My Facebook news feed is typically full of animal-related new stories, pleas, and petitions. I'm able to (mentally) filter out a lot of it, to be honest.  As a rescue volunteer, I have to focus on one dog at a time.  If I fret over a dog on death row in faraway Atlanta, I'll lose my mind (as a side note, I hate how the pleas always come across as "to be destroyed on Thursday!" as if the dog is going to be blown up or something - the rescue biz is hard enough without throwing that kind of guilt around.)  Patrick's story, however, stuck out for me.  I've thought about him a lot over the past two weeks. Although I've never been particularly drawn to pit bulls (certain breeds do make my heart go pitty-pat, particularly: Boxers, Beagles, German Shepherds, Boston Terriers, and big black mutts), I cannot deny that Patrick's face could melt a glacier. I hope the poor dog has a good temperament.  In my volunteer work with a Boxer rescue organization, I have occasionally seen cases where a dog has been rehabilitated only to exhibit unadoptable behavior later on.

We all owe a debt of gratitude to Patrick, because he puts a face (a very cute one at that) on something that goes on every minute of every day. At this point, I'm not at all worried about this adorable pup from New Jersey. I have no doubt that he'll have many suitors and will be adopted into an exceptional and loving home (it wouldn't surprise me if one of his caregivers decides to keep him - it is really hard to give up a dog that you have nursed from sickness into health). As soon as Patrick's story hit the news, donors immediately came forward and covered the cost of his care.  Fortunately, the folks who are handling the communication regarding Patrick's health status have taken advantage of his notoriety by directing the public's attention towards other dogs in need.  It's a good use of the platform, which is likely to be a temporary one (news stories come and go so fast, it seems). But for now, I'm happy to see that people are riled about Patrick and his abuser.  Things get done when people are riled. Animal lovers are demanding stricter penalties for abusers and one hopes that, eventually, lawmakers will listen. As a side note, have you ever noticed that when some asshat is accused of starving an animal, that person certainly appears as though they've never missed a meal themselves?

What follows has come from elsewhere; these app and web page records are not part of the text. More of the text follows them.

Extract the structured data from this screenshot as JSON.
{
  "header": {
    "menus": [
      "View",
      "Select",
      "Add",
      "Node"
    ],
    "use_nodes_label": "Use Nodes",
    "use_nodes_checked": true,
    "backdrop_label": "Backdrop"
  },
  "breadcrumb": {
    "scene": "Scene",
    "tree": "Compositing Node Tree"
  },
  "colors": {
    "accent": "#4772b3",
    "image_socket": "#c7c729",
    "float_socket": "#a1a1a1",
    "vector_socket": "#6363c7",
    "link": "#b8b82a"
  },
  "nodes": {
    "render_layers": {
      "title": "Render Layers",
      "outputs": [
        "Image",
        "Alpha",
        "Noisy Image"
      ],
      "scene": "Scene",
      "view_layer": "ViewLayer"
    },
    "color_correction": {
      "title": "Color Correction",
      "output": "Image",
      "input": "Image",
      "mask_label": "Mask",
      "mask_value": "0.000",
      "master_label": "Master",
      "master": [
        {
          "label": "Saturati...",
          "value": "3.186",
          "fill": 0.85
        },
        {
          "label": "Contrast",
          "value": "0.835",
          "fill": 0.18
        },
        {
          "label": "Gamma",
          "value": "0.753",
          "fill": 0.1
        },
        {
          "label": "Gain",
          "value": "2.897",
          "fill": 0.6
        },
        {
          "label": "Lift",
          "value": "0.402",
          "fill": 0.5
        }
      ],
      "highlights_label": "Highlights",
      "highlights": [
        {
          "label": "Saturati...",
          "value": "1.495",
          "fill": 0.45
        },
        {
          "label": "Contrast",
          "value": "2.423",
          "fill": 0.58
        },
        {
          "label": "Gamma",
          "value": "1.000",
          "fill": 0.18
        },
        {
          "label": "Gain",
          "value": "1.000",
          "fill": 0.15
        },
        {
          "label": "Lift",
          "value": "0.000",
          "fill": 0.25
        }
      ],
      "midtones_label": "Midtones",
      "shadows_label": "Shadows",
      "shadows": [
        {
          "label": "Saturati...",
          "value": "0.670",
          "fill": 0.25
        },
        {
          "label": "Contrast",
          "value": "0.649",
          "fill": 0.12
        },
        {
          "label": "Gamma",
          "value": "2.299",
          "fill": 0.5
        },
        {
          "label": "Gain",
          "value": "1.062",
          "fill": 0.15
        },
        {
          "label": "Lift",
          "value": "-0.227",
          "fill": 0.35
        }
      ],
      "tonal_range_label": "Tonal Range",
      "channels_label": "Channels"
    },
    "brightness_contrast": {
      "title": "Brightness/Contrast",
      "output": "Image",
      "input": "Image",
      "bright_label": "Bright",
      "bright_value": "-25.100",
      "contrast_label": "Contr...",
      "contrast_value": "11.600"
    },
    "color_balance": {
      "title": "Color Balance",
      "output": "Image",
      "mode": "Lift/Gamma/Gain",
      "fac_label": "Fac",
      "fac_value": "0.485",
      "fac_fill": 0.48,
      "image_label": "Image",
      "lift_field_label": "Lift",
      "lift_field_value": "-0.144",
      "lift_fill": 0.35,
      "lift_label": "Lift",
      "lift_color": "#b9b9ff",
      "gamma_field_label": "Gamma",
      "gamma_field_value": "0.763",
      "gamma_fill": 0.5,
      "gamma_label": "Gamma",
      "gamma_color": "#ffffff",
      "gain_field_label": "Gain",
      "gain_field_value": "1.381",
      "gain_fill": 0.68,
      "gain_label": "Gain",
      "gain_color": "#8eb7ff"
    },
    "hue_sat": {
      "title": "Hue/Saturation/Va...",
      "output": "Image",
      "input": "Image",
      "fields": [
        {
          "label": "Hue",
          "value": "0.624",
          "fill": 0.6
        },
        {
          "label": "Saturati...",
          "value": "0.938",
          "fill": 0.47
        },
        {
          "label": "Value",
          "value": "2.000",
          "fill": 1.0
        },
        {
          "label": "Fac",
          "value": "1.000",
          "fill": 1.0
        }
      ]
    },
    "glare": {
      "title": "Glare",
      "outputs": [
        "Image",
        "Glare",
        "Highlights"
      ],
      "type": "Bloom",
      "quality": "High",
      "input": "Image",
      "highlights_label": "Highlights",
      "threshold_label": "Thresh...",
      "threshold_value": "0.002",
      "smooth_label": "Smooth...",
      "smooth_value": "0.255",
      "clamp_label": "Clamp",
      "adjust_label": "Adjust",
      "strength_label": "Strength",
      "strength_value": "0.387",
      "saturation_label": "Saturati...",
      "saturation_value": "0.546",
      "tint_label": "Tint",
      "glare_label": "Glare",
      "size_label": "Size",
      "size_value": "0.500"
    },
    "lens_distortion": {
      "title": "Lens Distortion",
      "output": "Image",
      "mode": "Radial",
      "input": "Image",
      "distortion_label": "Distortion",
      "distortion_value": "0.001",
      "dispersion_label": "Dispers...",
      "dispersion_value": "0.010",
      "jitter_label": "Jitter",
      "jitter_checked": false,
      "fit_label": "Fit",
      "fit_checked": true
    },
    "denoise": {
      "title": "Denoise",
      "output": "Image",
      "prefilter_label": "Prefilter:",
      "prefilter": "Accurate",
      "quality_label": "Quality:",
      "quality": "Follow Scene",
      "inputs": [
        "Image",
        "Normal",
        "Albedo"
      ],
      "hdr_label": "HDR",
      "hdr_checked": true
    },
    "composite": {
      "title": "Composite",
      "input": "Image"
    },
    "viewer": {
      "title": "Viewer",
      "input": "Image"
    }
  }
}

As for me, I'm glad that people are worked up about this dog and what was done to him. Maybe a few shelters will gain some extra volunteers and/or adopters as a result. There are lots of Patricks out there. Of course, there is always a part of me that wonders how one can look at a dog and think, "you're adorable" and then look at a pig (an animal that has been proven to be every bit as smart as a dog) and think, "you're delicious."  I'm still convinced that if all the world had to kill their own food, there'd be a lot more vegetarians. But, I digress.

For most of us who work/volunteer for shelters and rescues, our day-to-day efforts are much quieter and less dramatic than a story like Patrick's. Our organization has helped over 700 Boxers to date. There's no real fanfare, just a brief "hurrah!" for each adoption and then we check the incoming list to see who's next. We do love (and are buoyed by) our supporters, of course. It amazes me how many of our adopters quietly and discreetly send a check to our P.O. Box, often with an encouraging "keep up the good work!" note attached (and expecting nothing in return). While a group like Rescue Ink gets a lot of attention, thousands of other groups just keep plugging away in relative anonymity. Now, don't get me wrong - I love Rescue Ink.  What's not to like about tattooed bad boys with big hearts?  My point is just that animal rescue is seldom about swooping in and plucking an animal from the very jaws of death. It's more akin to feeling like Sisyphus every single day. We place one dog and two more appear in her place. The boulder just keeps rolling back down. Maybe all it takes is a story like Patrick's to give us the inspiration to push it back up there one more time.